The 1997 black comedy film Wag the Dog , with screenplay by Amy Sherman-Palladino’s favourite playwright, David Mamet, uses The Firefly Girls as a replacement for the Camp Fire Girls. This could be an homage (and a slightly naughty one, as in the film the young Firefly Girl receives inappropriate advances from the President in the Oval Office).
If Rory would not step on wet grass until she was three, no doubt that’s from Lorelai’s example – she notoriously hates nature and the great outdoors..
RORY: What is that?
LORELAI: A hammer.
RORY: It has feathers on it.
LORELAI: So the rhinestones and bows won’t feel lonely.
This is the hammer referred to in the title, Hammers and Veils. Of course Rory can’t go off to help the needy like anyone else – she has to do it in an especially quirky, girly manner that immediately marks her as special and the centre of attention. It’s the Gilmore way.

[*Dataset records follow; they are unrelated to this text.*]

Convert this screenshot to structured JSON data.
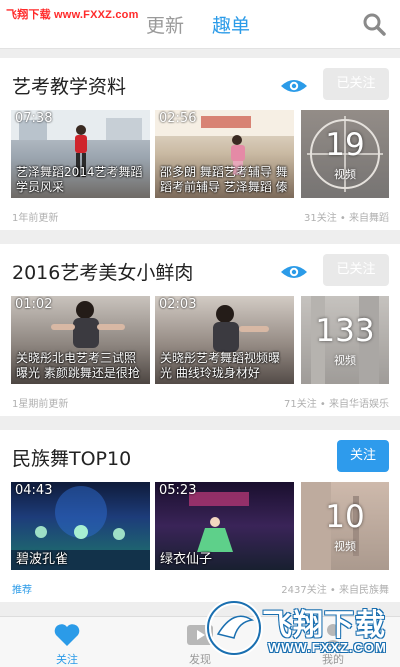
{
  "watermark_top": "飞翔下载 www.FXXZ.com",
  "header": {
    "tabs": [
      "更新",
      "趣单"
    ],
    "active_tab": 1,
    "search_icon": "search-icon"
  },
  "colors": {
    "accent": "#2b9be8",
    "follow": "#2e9bec",
    "followed": "#e9e9e9"
  },
  "cards": [
    {
      "title": "艺考教学资料",
      "follow_label": "已关注",
      "videos": [
        {
          "duration": "07:38",
          "caption": "艺泽舞蹈2014艺考舞蹈学员风采"
        },
        {
          "duration": "02:56",
          "caption": "邵多朗 舞蹈艺考辅导 舞蹈考前辅导 艺泽舞蹈 傣"
        }
      ],
      "more_count": "19",
      "more_label": "视频",
      "updated": "1年前更新",
      "stats": "31关注 • 来自舞蹈"
    },
    {
      "title": "2016艺考美女小鲜肉",
      "follow_label": "已关注",
      "videos": [
        {
          "duration": "01:02",
          "caption": "关晓彤北电艺考三试照曝光 素颜跳舞还是很抢"
        },
        {
          "duration": "02:03",
          "caption": "关晓彤艺考舞蹈视频曝光 曲线玲珑身材好"
        }
      ],
      "more_count": "133",
      "more_label": "视频",
      "updated": "1星期前更新",
      "stats": "71关注 • 来自华语娱乐"
    },
    {
      "title": "民族舞TOP10",
      "follow_label": "关注",
      "videos": [
        {
          "duration": "04:43",
          "caption": "碧波孔雀"
        },
        {
          "duration": "05:23",
          "caption": "绿衣仙子"
        }
      ],
      "more_count": "10",
      "more_label": "视频",
      "updated": "推荐",
      "stats": "2437关注 • 来自民族舞"
    }
  ],
  "bottom_nav": [
    {
      "label": "关注",
      "icon": "heart-icon"
    },
    {
      "label": "发现",
      "icon": "play-icon"
    },
    {
      "label": "我的",
      "icon": "person-icon"
    }
  ],
  "watermark_logo": {
    "title": "飞翔下载",
    "url": "WWW.FXXZ.COM"
  }
}
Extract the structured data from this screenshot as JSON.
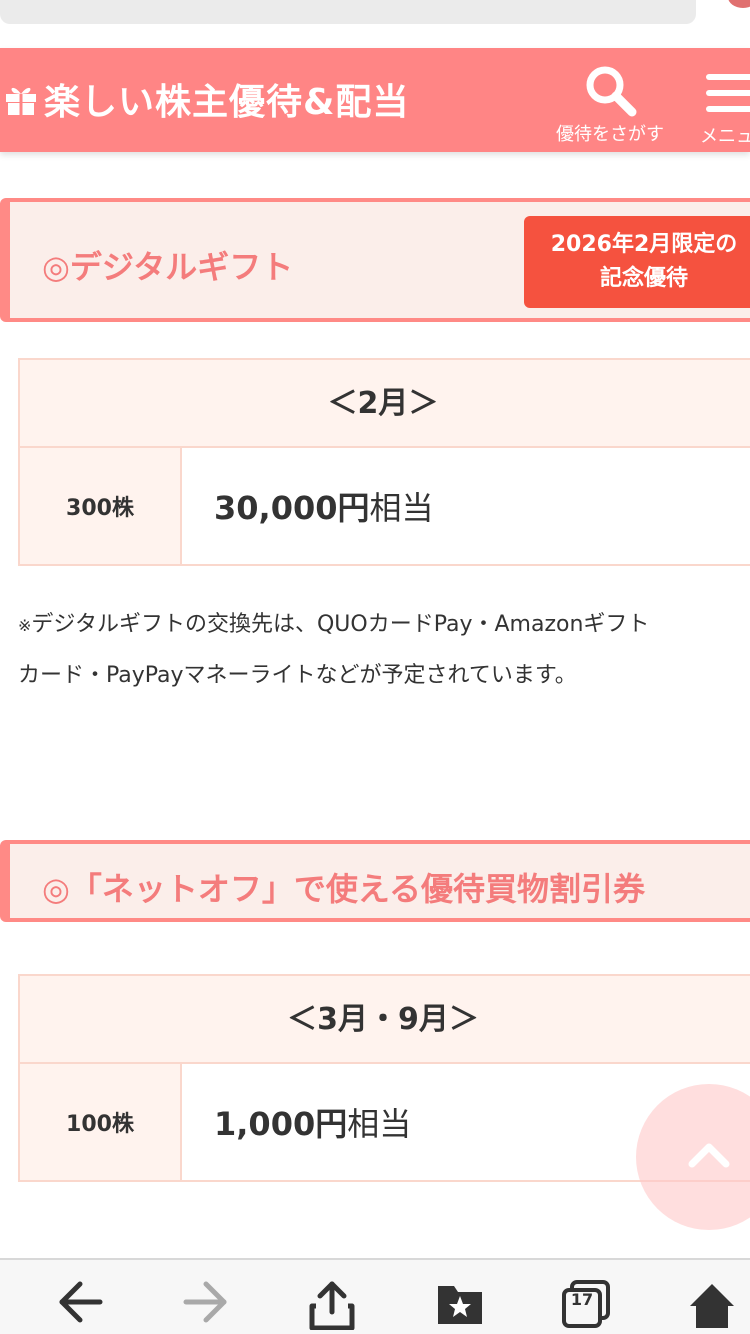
{
  "header": {
    "logo_text": "楽しい株主優待&配当",
    "search_label": "優待をさがす",
    "menu_label": "メニュー"
  },
  "section1": {
    "title": "◎デジタルギフト",
    "badge_line1": "2026年2月限定の",
    "badge_line2": "記念優待",
    "table": {
      "header": "＜2月＞",
      "rows": [
        {
          "shares": "300株",
          "amount": "30,000円",
          "unit": "相当"
        }
      ]
    },
    "note_mark": "※",
    "note_line1": "デジタルギフトの交換先は、QUOカードPay・Amazonギフト",
    "note_line2": "カード・PayPayマネーライトなどが予定されています。"
  },
  "section2": {
    "title": "◎「ネットオフ」で使える優待買物割引券",
    "table": {
      "header": "＜3月・9月＞",
      "rows": [
        {
          "shares": "100株",
          "amount": "1,000円",
          "unit": "相当"
        }
      ]
    }
  },
  "toolbar": {
    "tab_count": "17"
  },
  "colors": {
    "brand": "#ff8585",
    "title_text": "#f47c7c",
    "badge": "#f5523f",
    "table_border": "#fad7cc",
    "table_fill": "#fff3ee"
  },
  "icons": {
    "logo": "gift-icon",
    "search": "search-icon",
    "menu": "hamburger-icon",
    "scroll_top": "chevron-up-icon",
    "back": "arrow-left-icon",
    "forward": "arrow-right-icon",
    "share": "share-icon",
    "bookmarks": "bookmark-folder-icon",
    "tabs": "tabs-icon",
    "home": "home-icon"
  }
}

Rory wouldn’t even buy purple legal pads for school because they’d make her look unprofessional at Chilton, but somehow she’s happy to take a gold-painted, pink feathered hammer to volunteer work which she is doing through Chilton, and for which the hammer would surely be useless. Maybe she’s more relaxed now that she’s one of the top students in her class.
Typically for the show, Rory is running ten minutes late for her volunteer job in this scene.
LORELAI: Okay, well, um, the … Max and I have been serious for quite a while now, and he asked me to marry him, and I said yes. I’m getting married.
EMILY: Well, I think that’s very nice. I certainly hope we’ll be in town for it, but if not I promise we’ll send a nice gift. Now excuse me, I’m going to check on the roast.
Emily is very hurt that Lorelai has waited this long to tell her that she is engaged, literally leaving her to last. Rather than tell Lorelai how she feels and have a discussion about it, Emily disguises her hurt by behaving as if Lorelai’s engagement means nothing to her, shocking and upsetting her daughter in the process.
Lorelai says that she and Max have been serious for “quite a while”, although in fact they only started dating after their January break up about six weeks ago, and their engagement only happened because the alternative was to break up – Lorelai’s original preferred option.